  • Install Node
  • In a command prompt, type npm install -g espruino (on Linux you'll want to use sudo before the command)
  • On Linux, you need to run sudo setcap cap_net_raw+eip $(eval readlink -f `which node`) to give node permissions for BLE (or you'll have to run it as sudo)
  • When that completes, you can type espruino --help for help
  • To connect, try espruino --list to list devices, then copy your device's MAC address and type espruino -p aa:bb:cc:dd:ee to connect.
  • Press Ctrl-C twice to exit.
  • You can also type espruino -p aa:bb:cc:dd:ee -w filename.js to upload a file, enter terminal mode, and then re-upload it if it changes (so you can use your favourite editor)
  • You can now start writing some code!

Sending Individual Commands

Using Adafruit 'Bluefruit LE' app

This is the easiest solution on iOS

  • Start the app
  • Choose the Espruino device you want to communicate with and click Connect
  • Click UART
  • When connected you're ready to enter some commands - see Commands below

nRF UART app

  • Start the app
  • Tap Connect and choose your Espruino device
  • Type commands into the console - see Commands below.

Note: In this app, you need to manually press the Enter key before sending a line. If you're on iOS you need to do this by copy/pasting out of code in notepad - which is much trickier (the Adafruit app above is easier).

A Website

You can use Web Bluetooth on your own website to control Espruino BLE devices, as long as you have a compatible browser.

While you can use Web Bluetooth directly, we've provided a helpful library. Just include <script src="https://www.puck-js.com/puck.js"></script> in your website (served off HTTPS) and you can easily execute commands just by running JS code like:


We've got a proper tutorial on it here

Your own app

You can make your own application to control Espruino for whatever platform you need.

For the simplest control, all you need to do is connect to the Espruino bluetooth device and the characteristic with ID 6e400002b5a3f393e0a9e50e24dcca9e. You can then write repeatedly to it to send commands to Espruino.


Type in LED1.set() and click send.

  • The red LED should light up.
  • You can now type LED1.reset() to turn it off. LED2 and LED3 work too
  • Note that responses are also being sent back. You can type in BTN.read() and false will be returned - it'll be true if the button is pressed

Having Trouble?


What now?

Please try the walkthrough to get started writing your first code for Espruino

There's lots of detailed information on specific boards, as well as a list of tutorials for them:

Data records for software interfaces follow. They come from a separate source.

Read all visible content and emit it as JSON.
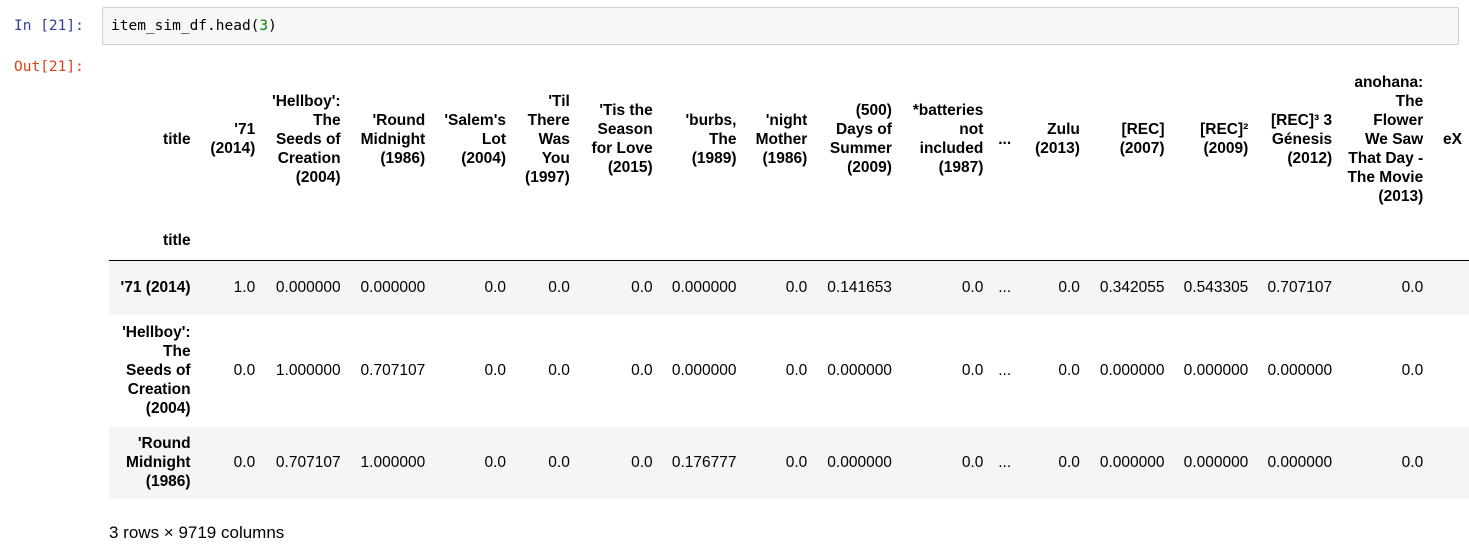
{
  "cell": {
    "in_prompt": "In [21]:",
    "out_prompt": "Out[21]:",
    "code_prefix": "item_sim_df.head(",
    "code_arg": "3",
    "code_suffix": ")"
  },
  "dataframe": {
    "columns_name": "title",
    "index_name": "title",
    "columns": [
      "'71 (2014)",
      "'Hellboy': The Seeds of Creation (2004)",
      "'Round Midnight (1986)",
      "'Salem's Lot (2004)",
      "'Til There Was You (1997)",
      "'Tis the Season for Love (2015)",
      "'burbs, The (1989)",
      "'night Mother (1986)",
      "(500) Days of Summer (2009)",
      "*batteries not included (1987)",
      "...",
      "Zulu (2013)",
      "[REC] (2007)",
      "[REC]² (2009)",
      "[REC]³ 3 Génesis (2012)",
      "anohana: The Flower We Saw That Day - The Movie (2013)",
      "eX"
    ],
    "rows": [
      {
        "index": "'71 (2014)",
        "values": [
          "1.0",
          "0.000000",
          "0.000000",
          "0.0",
          "0.0",
          "0.0",
          "0.000000",
          "0.0",
          "0.141653",
          "0.0",
          "...",
          "0.0",
          "0.342055",
          "0.543305",
          "0.707107",
          "0.0",
          ""
        ]
      },
      {
        "index": "'Hellboy': The Seeds of Creation (2004)",
        "values": [
          "0.0",
          "1.000000",
          "0.707107",
          "0.0",
          "0.0",
          "0.0",
          "0.000000",
          "0.0",
          "0.000000",
          "0.0",
          "...",
          "0.0",
          "0.000000",
          "0.000000",
          "0.000000",
          "0.0",
          ""
        ]
      },
      {
        "index": "'Round Midnight (1986)",
        "values": [
          "0.0",
          "0.707107",
          "1.000000",
          "0.0",
          "0.0",
          "0.0",
          "0.176777",
          "0.0",
          "0.000000",
          "0.0",
          "...",
          "0.0",
          "0.000000",
          "0.000000",
          "0.000000",
          "0.0",
          ""
        ]
      }
    ],
    "shape_text": "3 rows × 9719 columns"
  }
}
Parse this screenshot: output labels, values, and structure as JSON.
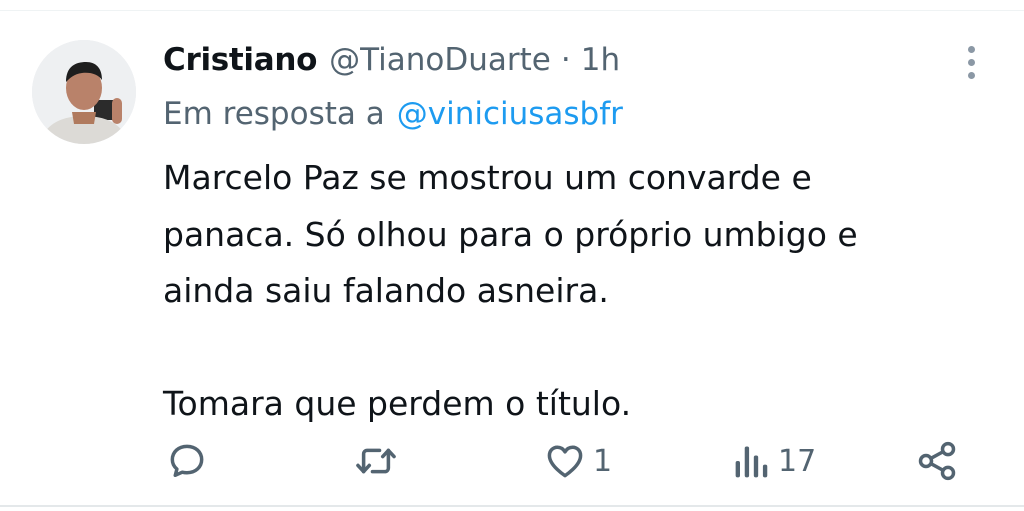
{
  "tweet": {
    "display_name": "Cristiano",
    "handle": "@TianoDuarte",
    "separator": "·",
    "time": "1h",
    "reply_prefix": "Em resposta a",
    "reply_to": "@viniciusasbfr",
    "body_lines": [
      "Marcelo Paz se mostrou um convarde e",
      "panaca. Só olhou para o próprio umbigo e",
      "ainda saiu falando asneira.",
      "Tomara que perdem o título."
    ]
  },
  "actions": {
    "reply": {
      "icon": "reply-icon"
    },
    "retweet": {
      "icon": "retweet-icon"
    },
    "like": {
      "icon": "heart-icon",
      "count": "1"
    },
    "views": {
      "icon": "views-icon",
      "count": "17"
    },
    "share": {
      "icon": "share-icon"
    }
  },
  "colors": {
    "text_primary": "#0f1419",
    "text_secondary": "#536471",
    "link": "#1d9bf0"
  }
}
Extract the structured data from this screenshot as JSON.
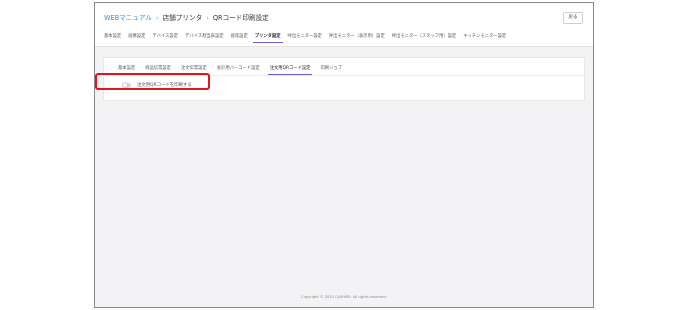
{
  "breadcrumb": {
    "root": "WEBマニュアル",
    "section": "店舗プリンタ",
    "page": "QRコード印刷設定"
  },
  "header": {
    "back_label": "戻る"
  },
  "tabs": [
    {
      "label": "基本設定",
      "active": false
    },
    {
      "label": "画像設定",
      "active": false
    },
    {
      "label": "デバイス設定",
      "active": false
    },
    {
      "label": "デバイス割当表設定",
      "active": false
    },
    {
      "label": "座席設定",
      "active": false
    },
    {
      "label": "プリンタ設定",
      "active": true
    },
    {
      "label": "呼出モニター設定",
      "active": false
    },
    {
      "label": "呼出モニター（表示用）設定",
      "active": false
    },
    {
      "label": "呼出モニター（スタッフ用）設定",
      "active": false
    },
    {
      "label": "キッチンモニター設定",
      "active": false
    }
  ],
  "subtabs": [
    {
      "label": "基本設定",
      "active": false
    },
    {
      "label": "商品伝票設定",
      "active": false
    },
    {
      "label": "注文伝票設定",
      "active": false
    },
    {
      "label": "会計用バーコード設定",
      "active": false
    },
    {
      "label": "注文用QRコード設定",
      "active": true
    },
    {
      "label": "印刷ジョブ",
      "active": false
    }
  ],
  "setting": {
    "toggle_label": "注文用QRコードを印刷する",
    "enabled": false
  },
  "footer": {
    "copyright": "Copyright © 2025 CASHIER. All rights reserved."
  },
  "colors": {
    "accent": "#6b5bd2",
    "link": "#2f8fdc",
    "highlight": "#e0141e"
  }
}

There is more general information:

Note: Espruino runs on many other devices, and espruino.com caters for all of them. Unless a tutorial explicitly says it is for your device it's possible that you will have to change some pin names and wiring to match the pins that you used on your device.

Power Usage

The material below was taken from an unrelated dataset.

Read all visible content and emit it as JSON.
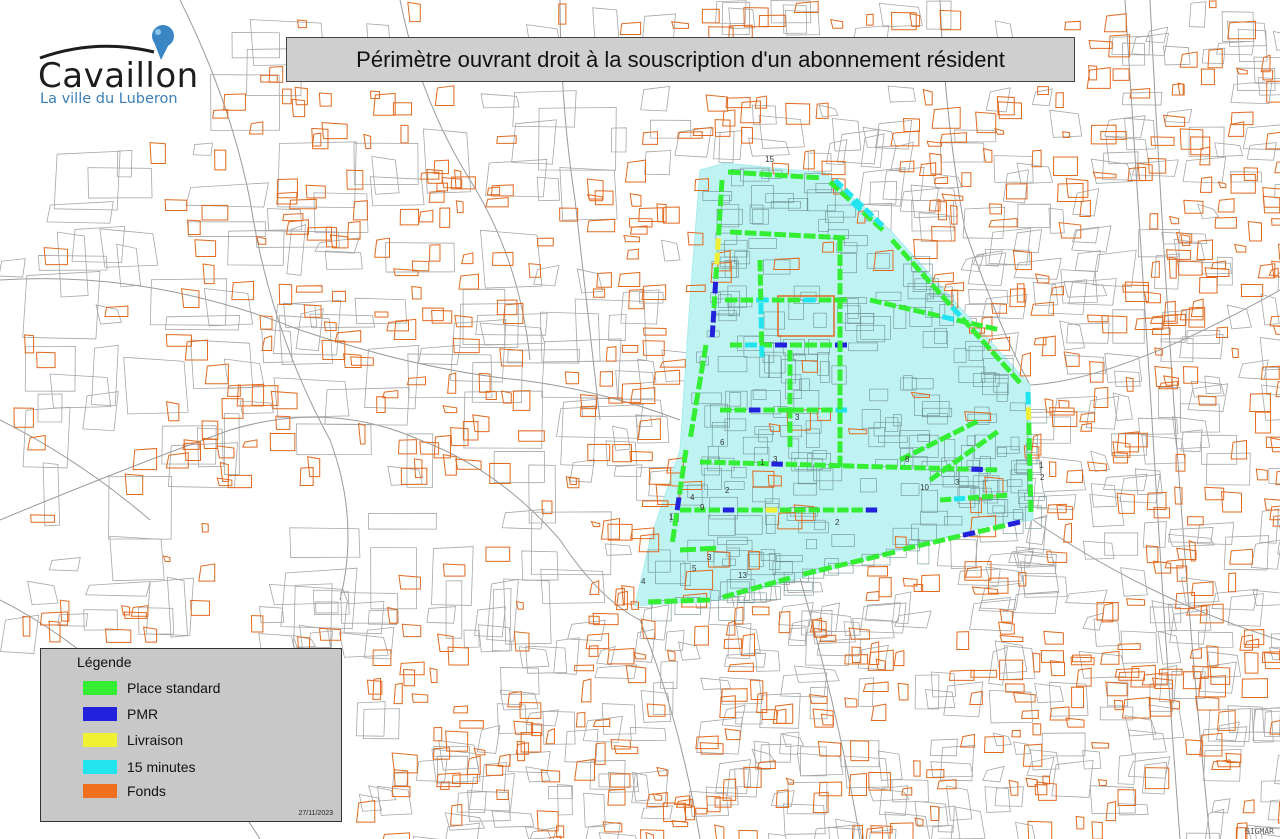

Out of the box, Espruino bluetooth devices don't draw that much power and can run for a while on a battery (see your board's specific reference page for more information). When they're running a small amount of JavaScript code once a minute or when a button is pressed the battery life won't be impacted significantly.

However, it's very easy to draw more power:

  • Lighting a LED can draw around 100x more power than when idle
  • Staying connected via Bluetooth will draw around 20x more power than idle while data is being transferred. After 1-2 minutes of inactivity Espruino will enter a lower bandwidth low power mode which draws about the same as if it was disconnected. On activity it'll go back up to the high power mode again.
  • Running JavaScript code continuously (eg. while(true);) will draw around 200x more power than at idle. Executing JavaScript on an event (eg setWatch(myCode, BTN) or setInterval(myCode, 100000) draws negligible extra power).

As a result, if you've been experimenting with your device but don't intend to use the code you've uploaded it's recommended that you either remove the battery, or connect to your device and type reset(), to ensure that no code is running in the background that might flatten the battery.

However for normal, non-buggy code power consumption is low enough that there is no reason not to leave the device powered on.

This page is auto-generated from GitHub. If you see any mistakes or have suggestions, please let us know.